So Kathryn was invited to a birthday bowling party (and why it was held in a bowling alley 30 minutes away, who can say?) and asked to be there 12-15. That's how it was written. So my original thought was that she's supposed to be there by 12:15. Then I realize there's no end time listed. Then I begin to wonder if the party started at noon and ended at 3 pm. 12-15. 12:00- 15:00. Get it? I called another mother to share rides back and forth and asked what she thought. She was under the same impression I was so I started feeling pretty good about myself, all smart and everything, figuring out the code.
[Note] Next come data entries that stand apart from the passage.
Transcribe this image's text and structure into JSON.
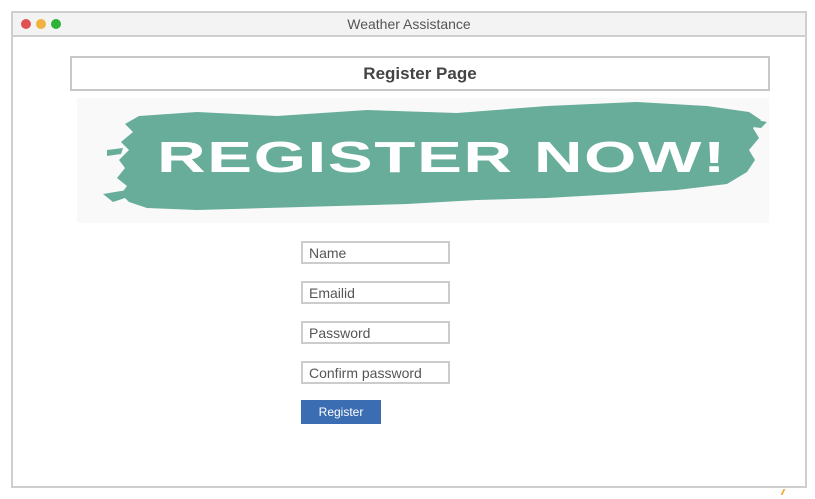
{
  "window": {
    "title": "Weather Assistance",
    "controls": [
      {
        "name": "close",
        "color": "#e0524f"
      },
      {
        "name": "minimize",
        "color": "#efb23c"
      },
      {
        "name": "maximize",
        "color": "#2db33a"
      }
    ]
  },
  "header": {
    "title": "Register Page"
  },
  "banner": {
    "text": "REGISTER NOW!",
    "brush_color": "#68ad9a",
    "text_color": "#ffffff"
  },
  "form": {
    "fields": [
      {
        "name": "name",
        "placeholder": "Name",
        "value": ""
      },
      {
        "name": "emailid",
        "placeholder": "Emailid",
        "value": ""
      },
      {
        "name": "password",
        "placeholder": "Password",
        "value": ""
      },
      {
        "name": "confirm_password",
        "placeholder": "Confirm password",
        "value": ""
      }
    ],
    "submit_label": "Register",
    "submit_color": "#3a6db2"
  }
}
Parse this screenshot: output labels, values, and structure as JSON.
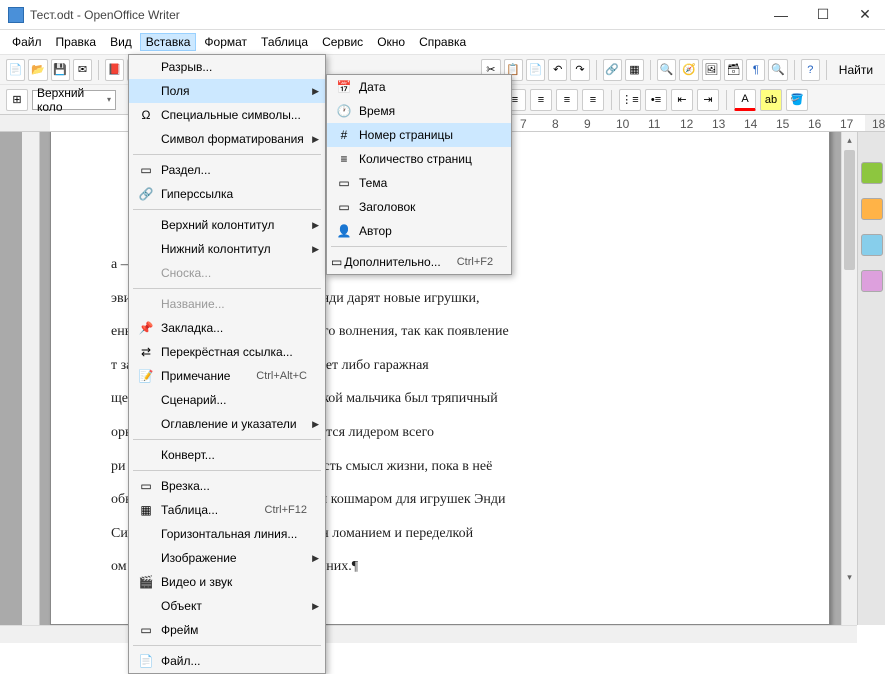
{
  "window": {
    "title": "Тест.odt - OpenOffice Writer",
    "app_icon": "writer-document-icon"
  },
  "menubar": {
    "items": [
      "Файл",
      "Правка",
      "Вид",
      "Вставка",
      "Формат",
      "Таблица",
      "Сервис",
      "Окно",
      "Справка"
    ],
    "active_index": 3
  },
  "toolbar1": {
    "find_label": "Найти"
  },
  "toolbar2": {
    "style": "Верхний коло"
  },
  "insert_menu": {
    "items": [
      {
        "icon": "",
        "label": "Разрыв...",
        "sep_after": false
      },
      {
        "icon": "",
        "label": "Поля",
        "sub": true,
        "highlight": true
      },
      {
        "icon": "Ω",
        "label": "Специальные символы...",
        "sep_after": false
      },
      {
        "icon": "",
        "label": "Символ форматирования",
        "sub": true,
        "sep_after": true
      },
      {
        "icon": "▭",
        "label": "Раздел..."
      },
      {
        "icon": "🔗",
        "label": "Гиперссылка",
        "sep_after": true
      },
      {
        "icon": "",
        "label": "Верхний колонтитул",
        "sub": true
      },
      {
        "icon": "",
        "label": "Нижний колонтитул",
        "sub": true
      },
      {
        "icon": "",
        "label": "Сноска...",
        "disabled": true,
        "sep_after": true
      },
      {
        "icon": "",
        "label": "Название...",
        "disabled": true
      },
      {
        "icon": "📌",
        "label": "Закладка..."
      },
      {
        "icon": "⇄",
        "label": "Перекрёстная ссылка..."
      },
      {
        "icon": "📝",
        "label": "Примечание",
        "shortcut": "Ctrl+Alt+C"
      },
      {
        "icon": "",
        "label": "Сценарий..."
      },
      {
        "icon": "",
        "label": "Оглавление и указатели",
        "sub": true,
        "sep_after": true
      },
      {
        "icon": "",
        "label": "Конверт...",
        "sep_after": true
      },
      {
        "icon": "▭",
        "label": "Врезка..."
      },
      {
        "icon": "▦",
        "label": "Таблица...",
        "shortcut": "Ctrl+F12"
      },
      {
        "icon": "",
        "label": "Горизонтальная линия..."
      },
      {
        "icon": "",
        "label": "Изображение",
        "sub": true
      },
      {
        "icon": "🎬",
        "label": "Видео и звук"
      },
      {
        "icon": "",
        "label": "Объект",
        "sub": true
      },
      {
        "icon": "▭",
        "label": "Фрейм",
        "sep_after": true
      },
      {
        "icon": "📄",
        "label": "Файл..."
      }
    ]
  },
  "fields_menu": {
    "items": [
      {
        "icon": "📅",
        "label": "Дата"
      },
      {
        "icon": "🕐",
        "label": "Время"
      },
      {
        "icon": "#",
        "label": "Номер страницы",
        "highlight": true
      },
      {
        "icon": "≡",
        "label": "Количество страниц"
      },
      {
        "icon": "▭",
        "label": "Тема"
      },
      {
        "icon": "▭",
        "label": "Заголовок"
      },
      {
        "icon": "👤",
        "label": "Автор",
        "sep_after": true
      },
      {
        "icon": "▭",
        "label": "Дополнительно...",
        "shortcut": "Ctrl+F2"
      }
    ]
  },
  "document": {
    "lines": [
      "а — живые игрушки, обитающие в комнате их владельца,",
      "эвис. Ежегодно ко дню рождения Энди дарят новые игрушки,",
      "ень становится источником большого волнения, так как появление",
      "т забвение старой, после чего их ждет либо гаражная",
      "ще с детского сада любимой игрушкой мальчика был тряпичный",
      "орый в своей потайной жизни является лидером всего",
      "ри проповедует то, что у игрушки есть смысл жизни, пока в неё",
      "обви ребенка к игрушке. Ещё одним кошмаром для игрушек Энди",
      "Сид Филлипс, который развлекается ломанием и переделкой",
      "ом является настоящей угрозой для них.¶"
    ]
  },
  "ruler_numbers": [
    "7",
    "8",
    "9",
    "10",
    "11",
    "12",
    "13",
    "14",
    "15",
    "16",
    "17",
    "18"
  ]
}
Any indication that I have retained even a shred of intelligence through this whole thing is a victory, believe you me.

The other mother picked up Kathryn for the party. I received a text from her saying it took 40 minutes to get there and they barely made it to the 12:15 pm start of the party. And the party was ending at 2:30 pm. (or "Half 2" as is said here). 12 freaking 15! Who uses a dash for time??

And so I was wrong. Again. And I'm not a code breaker after all. And maybe I let that shred of intelligence slip through my fingers because of a blasted dash. And maybe I had to hold my tongue when I picked up the two girls at 2:30 pm, which was not indicated on the dang invitation. Any maybe my husband actually drove so I can't complain with the same vehemence that I could if I'd been the one following the GPS through random narrow streets with tiny roundabouts and random speed bumps and random cars parked higgeldy-piggeldy on those same narrow streets getting to a place I'd never been! But I feel like it.

When I moved to England, I knew there would be some adjustments. I just didn't realize that not only would I have to learn to drive in a different way (and actually take driving lessons, for cripe's sake!) and learn to speak with a different vocabulary (because now I'm all "put it in the rubbish bin!" instead of "put it in the trash!"), but that I'd also need to learn to tell time all over again. Really? I mean, seriously?

Monday, August 05, 2013

It's pronounced "igyuwahna" here. And "jagyuwire". I don't think it's "orangyutan" though... Go figure.